What’s a State Sales Tax?

The word “tax” should tip you off here. Can you think back to a time when you’ve been able to avoid paying taxes of any kind? (Except tax-free weekend if your state participates in that program!) Sales tax is not negotiable.

You’ll need to pay sales tax when buying a vehicle. You may have to pay tax on the full amount, or the purchase price minus a trade-in. If you’re buying a car out of state, you’ll pay sales tax when you register the vehicle in your home state. Sales tax varies by state. Check out this list to view car taxes by state.

What’s an Advertising Fee?

Auto manufacturers will add a charge to each car that’s delivered to the dealership to help pay for a brand’s national advertising — think newspaper, radio, magazine, and TV ads.

According to U.S. News and World Report, “Some dealers will try to get customers to pay twice: first, as part of the invoice, and then again as a separate fee when the purchase is finalized.” Watch out for a duplicate advertising fee — it’s one car dealer fee you can avoid.

What’s a VIN Etching Fee?

This car dealer fee is exactly what it sounds like. You can pay to have the vehicle identification number etched into the car’s windows. It’s an anti-theft measure and while highly recommended by insurance companies and the police, VIN etching is something you can do at home or through your local police department at a much lower price. DIY kits on Amazon start at about $17. You can expect to pay $200 or more at the dealership.
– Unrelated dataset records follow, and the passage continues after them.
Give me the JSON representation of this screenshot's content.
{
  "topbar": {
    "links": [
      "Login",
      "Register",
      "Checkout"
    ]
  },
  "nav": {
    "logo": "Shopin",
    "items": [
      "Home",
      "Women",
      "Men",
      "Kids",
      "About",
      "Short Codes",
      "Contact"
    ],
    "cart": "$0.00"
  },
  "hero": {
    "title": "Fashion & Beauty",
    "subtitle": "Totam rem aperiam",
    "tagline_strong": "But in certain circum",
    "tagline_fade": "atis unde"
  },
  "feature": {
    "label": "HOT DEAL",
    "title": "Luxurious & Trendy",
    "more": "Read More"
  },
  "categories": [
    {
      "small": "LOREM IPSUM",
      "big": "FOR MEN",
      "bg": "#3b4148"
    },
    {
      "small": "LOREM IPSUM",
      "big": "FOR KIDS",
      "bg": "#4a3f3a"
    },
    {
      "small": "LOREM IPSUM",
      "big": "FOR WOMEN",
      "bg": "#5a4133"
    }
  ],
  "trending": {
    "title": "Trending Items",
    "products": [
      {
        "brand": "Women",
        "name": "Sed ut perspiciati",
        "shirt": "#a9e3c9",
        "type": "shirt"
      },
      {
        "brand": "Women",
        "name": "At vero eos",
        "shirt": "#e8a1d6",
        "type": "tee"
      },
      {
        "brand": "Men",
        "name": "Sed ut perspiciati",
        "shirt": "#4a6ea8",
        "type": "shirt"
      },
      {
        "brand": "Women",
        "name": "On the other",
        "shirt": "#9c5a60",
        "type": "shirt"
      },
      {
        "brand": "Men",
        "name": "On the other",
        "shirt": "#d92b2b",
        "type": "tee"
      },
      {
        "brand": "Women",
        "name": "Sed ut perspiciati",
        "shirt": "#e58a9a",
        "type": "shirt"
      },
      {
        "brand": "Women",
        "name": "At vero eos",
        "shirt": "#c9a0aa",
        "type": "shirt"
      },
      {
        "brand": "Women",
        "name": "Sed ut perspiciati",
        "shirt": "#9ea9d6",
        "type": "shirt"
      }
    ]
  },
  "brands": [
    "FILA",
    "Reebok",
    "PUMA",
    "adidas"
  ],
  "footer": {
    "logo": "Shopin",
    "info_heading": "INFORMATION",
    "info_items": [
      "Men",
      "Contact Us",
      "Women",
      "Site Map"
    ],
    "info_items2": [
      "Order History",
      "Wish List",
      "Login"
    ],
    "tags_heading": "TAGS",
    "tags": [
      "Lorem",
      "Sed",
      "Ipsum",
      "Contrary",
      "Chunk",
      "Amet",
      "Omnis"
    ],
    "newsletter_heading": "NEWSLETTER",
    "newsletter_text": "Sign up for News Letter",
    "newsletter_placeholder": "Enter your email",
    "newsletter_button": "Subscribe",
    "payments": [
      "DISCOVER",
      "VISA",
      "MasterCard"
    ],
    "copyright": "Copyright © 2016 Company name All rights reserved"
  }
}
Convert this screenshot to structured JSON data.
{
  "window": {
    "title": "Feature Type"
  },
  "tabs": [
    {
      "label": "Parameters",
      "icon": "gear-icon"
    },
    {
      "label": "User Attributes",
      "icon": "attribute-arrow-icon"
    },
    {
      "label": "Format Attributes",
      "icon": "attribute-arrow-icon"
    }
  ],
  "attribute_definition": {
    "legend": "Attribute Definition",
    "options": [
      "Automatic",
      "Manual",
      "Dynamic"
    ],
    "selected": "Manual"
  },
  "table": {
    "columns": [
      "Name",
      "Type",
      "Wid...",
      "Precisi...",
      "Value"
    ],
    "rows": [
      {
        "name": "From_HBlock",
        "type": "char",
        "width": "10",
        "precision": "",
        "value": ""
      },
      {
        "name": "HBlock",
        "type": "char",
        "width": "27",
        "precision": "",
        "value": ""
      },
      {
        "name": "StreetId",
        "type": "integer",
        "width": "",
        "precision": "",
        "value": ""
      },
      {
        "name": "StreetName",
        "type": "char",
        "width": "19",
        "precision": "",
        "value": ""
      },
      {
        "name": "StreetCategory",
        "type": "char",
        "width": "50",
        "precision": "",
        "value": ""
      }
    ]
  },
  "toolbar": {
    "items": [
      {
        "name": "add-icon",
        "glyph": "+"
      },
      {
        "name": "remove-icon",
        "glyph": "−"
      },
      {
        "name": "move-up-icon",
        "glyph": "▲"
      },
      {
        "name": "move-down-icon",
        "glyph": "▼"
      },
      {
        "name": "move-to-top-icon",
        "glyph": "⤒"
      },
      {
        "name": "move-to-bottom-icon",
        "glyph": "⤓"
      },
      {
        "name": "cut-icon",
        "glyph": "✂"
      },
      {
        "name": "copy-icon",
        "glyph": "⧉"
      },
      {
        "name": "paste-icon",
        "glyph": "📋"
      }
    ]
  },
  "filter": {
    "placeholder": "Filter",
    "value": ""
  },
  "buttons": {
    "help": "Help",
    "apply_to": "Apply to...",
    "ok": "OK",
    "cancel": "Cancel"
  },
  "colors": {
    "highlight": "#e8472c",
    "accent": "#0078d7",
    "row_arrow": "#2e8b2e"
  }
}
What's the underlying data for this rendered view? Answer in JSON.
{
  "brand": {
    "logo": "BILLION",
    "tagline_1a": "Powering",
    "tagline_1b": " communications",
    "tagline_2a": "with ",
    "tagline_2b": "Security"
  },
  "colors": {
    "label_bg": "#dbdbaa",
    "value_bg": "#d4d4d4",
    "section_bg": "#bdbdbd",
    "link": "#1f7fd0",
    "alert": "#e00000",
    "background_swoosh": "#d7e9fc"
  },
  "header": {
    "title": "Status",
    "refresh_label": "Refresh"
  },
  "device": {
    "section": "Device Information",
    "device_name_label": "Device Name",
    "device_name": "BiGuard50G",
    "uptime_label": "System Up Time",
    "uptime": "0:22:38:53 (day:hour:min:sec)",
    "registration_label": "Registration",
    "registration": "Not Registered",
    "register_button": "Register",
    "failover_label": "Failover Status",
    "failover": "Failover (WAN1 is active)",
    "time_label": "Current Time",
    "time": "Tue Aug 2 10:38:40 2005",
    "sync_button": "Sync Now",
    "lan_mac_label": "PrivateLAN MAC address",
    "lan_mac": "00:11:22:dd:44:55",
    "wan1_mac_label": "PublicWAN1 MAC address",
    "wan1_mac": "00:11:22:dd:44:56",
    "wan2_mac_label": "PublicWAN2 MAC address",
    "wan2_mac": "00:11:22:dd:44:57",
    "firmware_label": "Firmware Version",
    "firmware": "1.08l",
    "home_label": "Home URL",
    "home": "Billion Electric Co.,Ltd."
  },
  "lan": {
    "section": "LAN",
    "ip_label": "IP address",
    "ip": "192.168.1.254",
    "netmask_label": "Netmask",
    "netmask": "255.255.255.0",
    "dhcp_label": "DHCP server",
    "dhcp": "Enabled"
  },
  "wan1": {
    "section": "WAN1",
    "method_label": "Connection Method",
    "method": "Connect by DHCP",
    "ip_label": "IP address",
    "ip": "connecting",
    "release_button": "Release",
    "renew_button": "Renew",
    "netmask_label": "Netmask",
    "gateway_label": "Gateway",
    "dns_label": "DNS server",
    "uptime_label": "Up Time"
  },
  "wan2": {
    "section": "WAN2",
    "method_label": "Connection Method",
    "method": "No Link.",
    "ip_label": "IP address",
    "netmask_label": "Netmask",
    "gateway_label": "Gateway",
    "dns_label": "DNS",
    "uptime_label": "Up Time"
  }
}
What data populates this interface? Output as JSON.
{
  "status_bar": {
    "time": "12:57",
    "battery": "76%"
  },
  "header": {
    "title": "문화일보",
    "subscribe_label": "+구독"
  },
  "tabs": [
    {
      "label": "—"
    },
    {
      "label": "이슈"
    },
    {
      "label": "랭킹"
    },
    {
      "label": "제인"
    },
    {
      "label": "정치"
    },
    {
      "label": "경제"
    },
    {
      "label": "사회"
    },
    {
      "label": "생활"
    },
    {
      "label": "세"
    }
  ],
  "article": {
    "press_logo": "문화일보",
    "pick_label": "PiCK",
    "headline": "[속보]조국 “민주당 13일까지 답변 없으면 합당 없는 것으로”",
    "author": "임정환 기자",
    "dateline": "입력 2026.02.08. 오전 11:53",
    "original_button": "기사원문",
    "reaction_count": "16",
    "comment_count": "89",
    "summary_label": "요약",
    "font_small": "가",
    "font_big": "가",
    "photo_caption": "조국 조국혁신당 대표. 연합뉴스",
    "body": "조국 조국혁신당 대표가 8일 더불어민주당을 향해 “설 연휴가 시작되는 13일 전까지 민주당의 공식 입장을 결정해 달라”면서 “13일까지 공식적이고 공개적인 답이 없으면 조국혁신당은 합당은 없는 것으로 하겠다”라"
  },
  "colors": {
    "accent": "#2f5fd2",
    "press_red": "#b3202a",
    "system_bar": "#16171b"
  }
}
VIN etching is optional and you do not need to pay this fee when buying a car.

Beware of the Dealer Financing Markup (the Fee You Don’t See)

The car dealer fees we’ve reviewed thus far are ones you can typically see clearly outlined in your final paperwork. There’s another fee, however, that could remain “hidden” — the dealer financing markup.

Data released for “2018 show that consumers paid an average of $1,791 in undisclosed fees and markups, a 5% increase from 2017 and a 71% increase since 2010,” reports Outside Financial via PR Newswire.

Why is this? Car dealer fees have become increasingly transparent, with outlets like Consumer Reports and even myAutoloan raising awareness about fees you can avoid and those you can’t. In response, “dealers have increasingly relied on loan markups to grow profitability.

Dealer markups on auto loans are one major car dealer fee you can avoid.

Jon Friedland, CEO of Outside Financial, estimates that in 2018, “By shopping for car loan packages before they go to the dealership to buy their cars, consumers could have saved $1,000 in hidden fees and markups on each of these loans.”
Reading about car dealer fees may make you feel like you’re at the mercy of the dealership — but you’re not. When you’re a cash buyer, you can be in control from the moment you set foot on the lot. Take the advice of Outside Financial and get to know your financing options ahead of time. Don’t fall victim to hidden markups on dealer financing. Start the process with myAutoloan. Submit one application and see up to four financing offers in minutes.